Burlington, Wisconsin – She’s been gone a month. Between trying to get things organized at home and going back to work, I guess I’m starting to feel a little more normal. Travel helped – 10 days spent between Pittsburgh and Cape Cod, among loving friends, relatives, and some quality time with Jan’s brother.
Now I’m in an attractive small city about 30 miles southwest of Milwaukee, on business doing an inspection trip for a mobile communications vehicle we’re having built here.
BENJAMIN BARBER: Paul Wolfowitz is crashing and burning at the World Bank not because he did or said something wrong – that’s debatable.
It’s because he’s an overbearing and arrogant bully trying to impose his will on an organization that depends for success on consensus – both among those who work at the Bank and the governments that pay for and sponsor it.
Simply put, the wolves are after Wolf because he failed to cultivate effective leadership. Not because of a mistake in moral judgment or because of his campaign against corruption.
He placed two former administration allies in high World Bank advisory office, and paid little heed to collegiality and common wisdom in an institution that depends on them for its effectiveness.
Like the world it serves, the Bank can be effective only when it has the collaboration of its staff, the support of its national funders and the good will of those to whom it makes loans.
That’s nearly impossible for Wolfowitz to achieve, because he’s the product of the administration he left behind: stubborn, zealously “principled” and absolutely certain of his own moral rectitude. Those who disagree are blind to truth, self-interested or traitors.
But leadership isn’t about giving orders. It’s about listening. Without common ground, no reform, no progress.
The World Bank faces a formidable agenda: correcting global inequalities and augmenting wealth in a world where investment capital is seen by many as the problem, not the solution. Putting Wolfowitz there, like putting John Bolton at the United Nations, was asking for trouble.
Like President Bush, who disdains the national community he was elected to lead and prefers his own voice to careful listening, Wolfowitz is self-destructing around his own self-proclaimed rightness.

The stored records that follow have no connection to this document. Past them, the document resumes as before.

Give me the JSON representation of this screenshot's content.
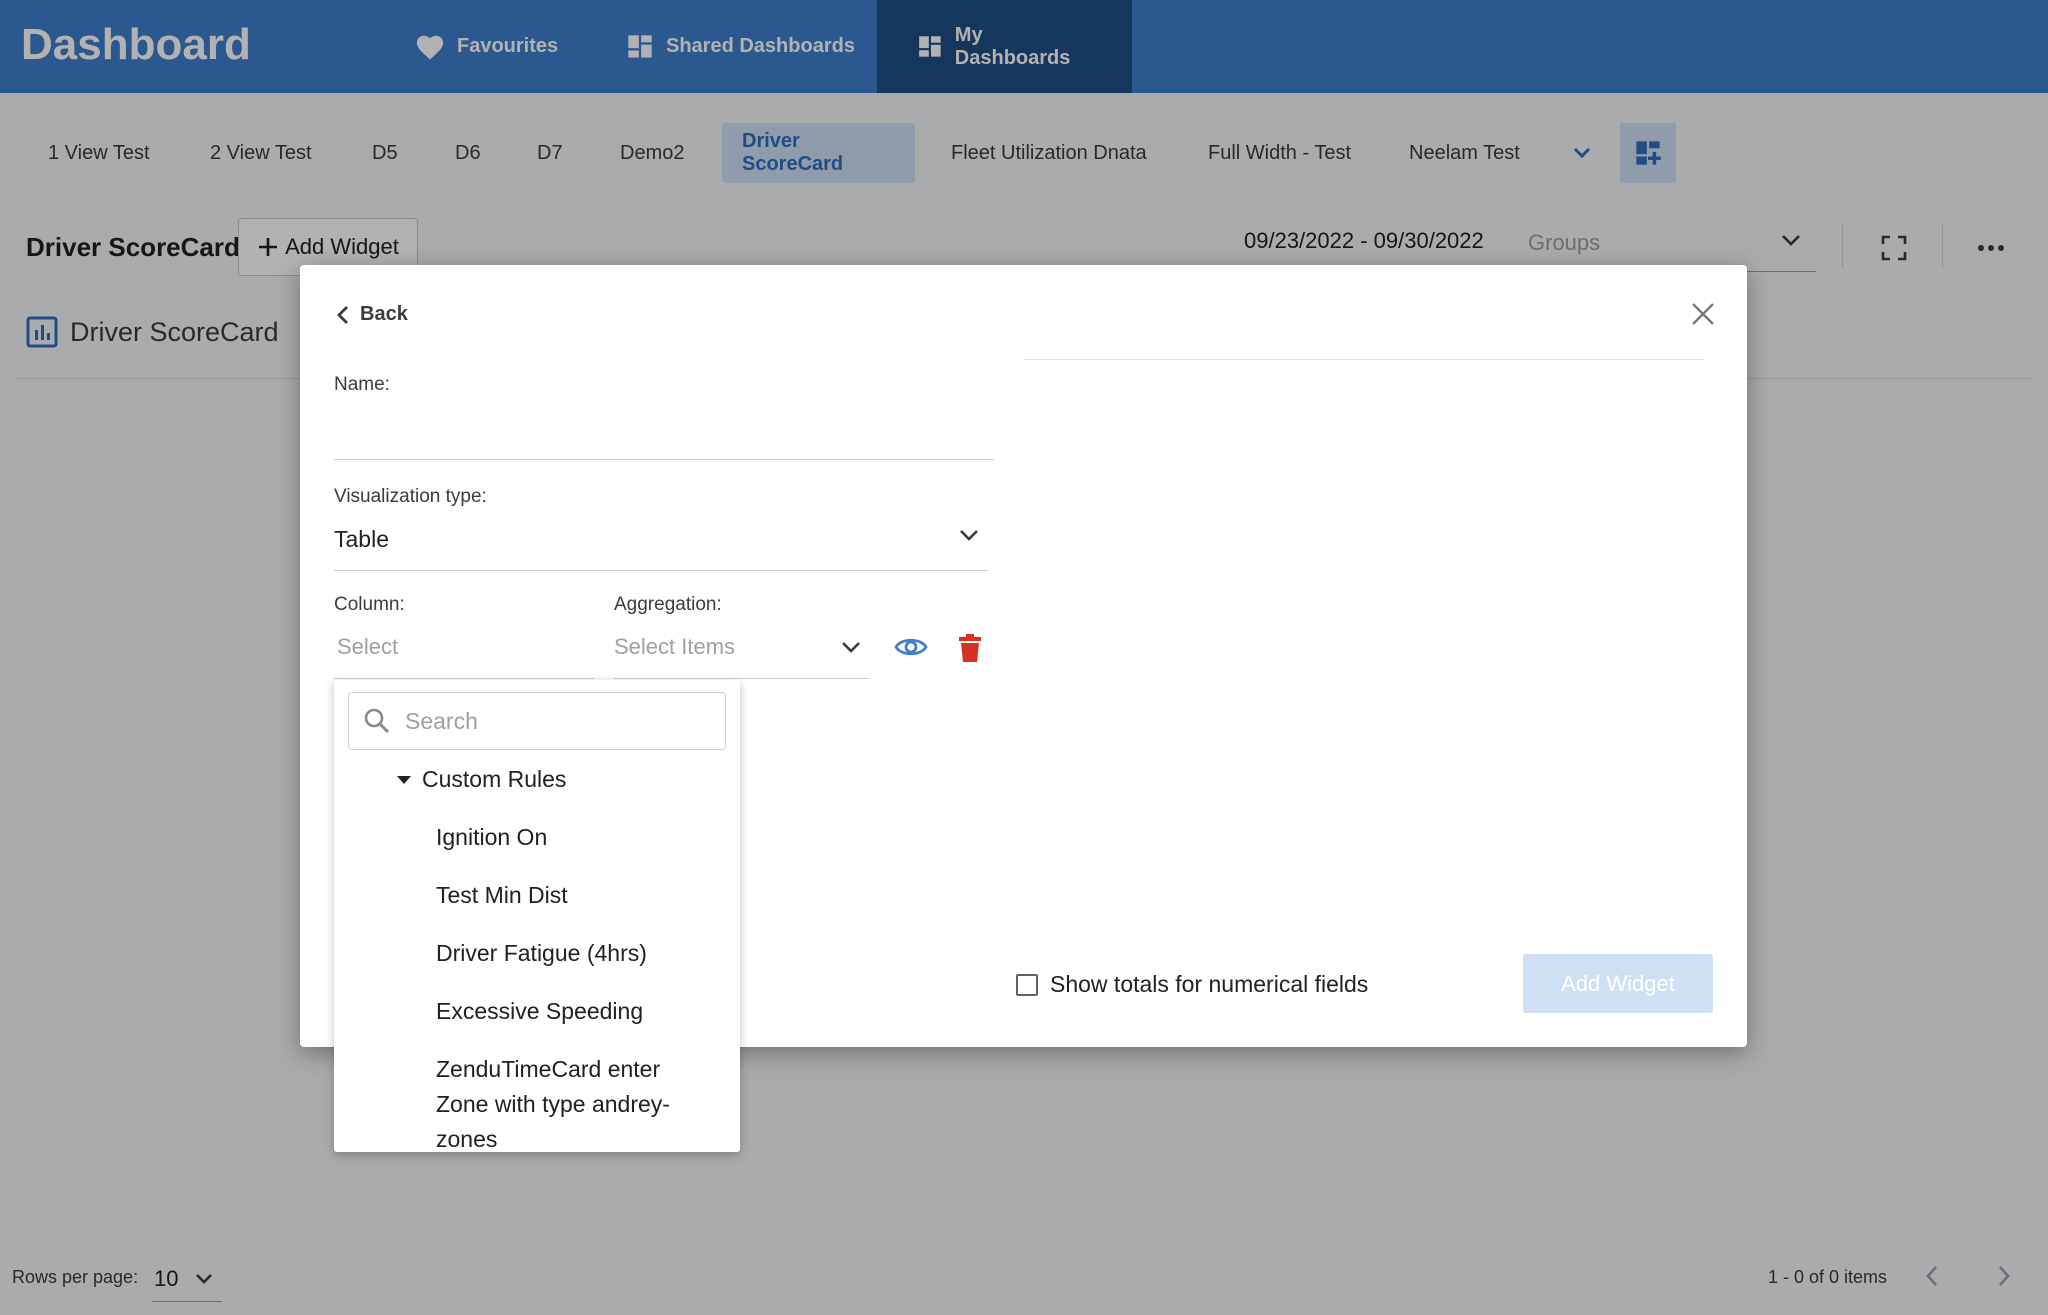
{
  "app": {
    "title": "Dashboard"
  },
  "top_nav": [
    {
      "label": "Favourites",
      "icon": "heart-icon"
    },
    {
      "label": "Shared Dashboards",
      "icon": "dashboard-icon"
    },
    {
      "label": "My Dashboards",
      "icon": "dashboard-icon",
      "active": true
    }
  ],
  "dashboard_tabs": [
    {
      "label": "1 View Test"
    },
    {
      "label": "2 View Test"
    },
    {
      "label": "D5"
    },
    {
      "label": "D6"
    },
    {
      "label": "D7"
    },
    {
      "label": "Demo2"
    },
    {
      "label": "Driver ScoreCard",
      "active": true
    },
    {
      "label": "Fleet Utilization Dnata"
    },
    {
      "label": "Full Width - Test"
    },
    {
      "label": "Neelam Test"
    }
  ],
  "header": {
    "title": "Driver ScoreCard",
    "add_widget_label": "Add Widget",
    "date_range": "09/23/2022 - 09/30/2022",
    "groups_placeholder": "Groups"
  },
  "widget": {
    "title": "Driver ScoreCard"
  },
  "footer": {
    "rows_per_page_label": "Rows per page:",
    "rows_per_page_value": "10",
    "pager_text": "1 - 0 of 0 items"
  },
  "modal": {
    "back_label": "Back",
    "name_label": "Name:",
    "name_value": "",
    "visualization_label": "Visualization type:",
    "visualization_value": "Table",
    "column_label": "Column:",
    "column_placeholder": "Select",
    "aggregation_label": "Aggregation:",
    "aggregation_placeholder": "Select Items",
    "show_totals_label": "Show totals for numerical fields",
    "show_totals_checked": false,
    "add_widget_label": "Add Widget"
  },
  "column_dropdown": {
    "search_placeholder": "Search",
    "group_label": "Custom Rules",
    "items": [
      "Ignition On",
      "Test Min Dist",
      "Driver Fatigue (4hrs)",
      "Excessive Speeding",
      "ZenduTimeCard enter Zone with type andrey-zones"
    ]
  },
  "colors": {
    "brand_blue": "#3f7fce",
    "active_nav": "#1f4f86",
    "active_tab_bg": "#cfe0f5",
    "danger_red": "#d93025"
  }
}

Leaders, take notice: democratic leadership in a global world is a two-way street. You need those you lead and you must listen to those you lecture.
(Benjamin Barber runs the nonprofit Democracy Collaborative.)
This commentary set me to thinking about the kinds of leaders I have been both privileged and cursed to work under, what kind of leadership styles work in the type of work I do, and how listening is as important as anything else a leader does.
I’m currently blessed to be working for leaders who (mostly) listen. I can’t say the same for many of my colleagues in government at all levels. Maybe the Wolfowitz saga as played out in the media will send some kind of message to those in leadership positions as to what really works.
As for me, all I really needed to know about Mr. Wolfowitz was displayed in his brief appearance in Bowling for Columbine, as excerpted below:
Have a great week.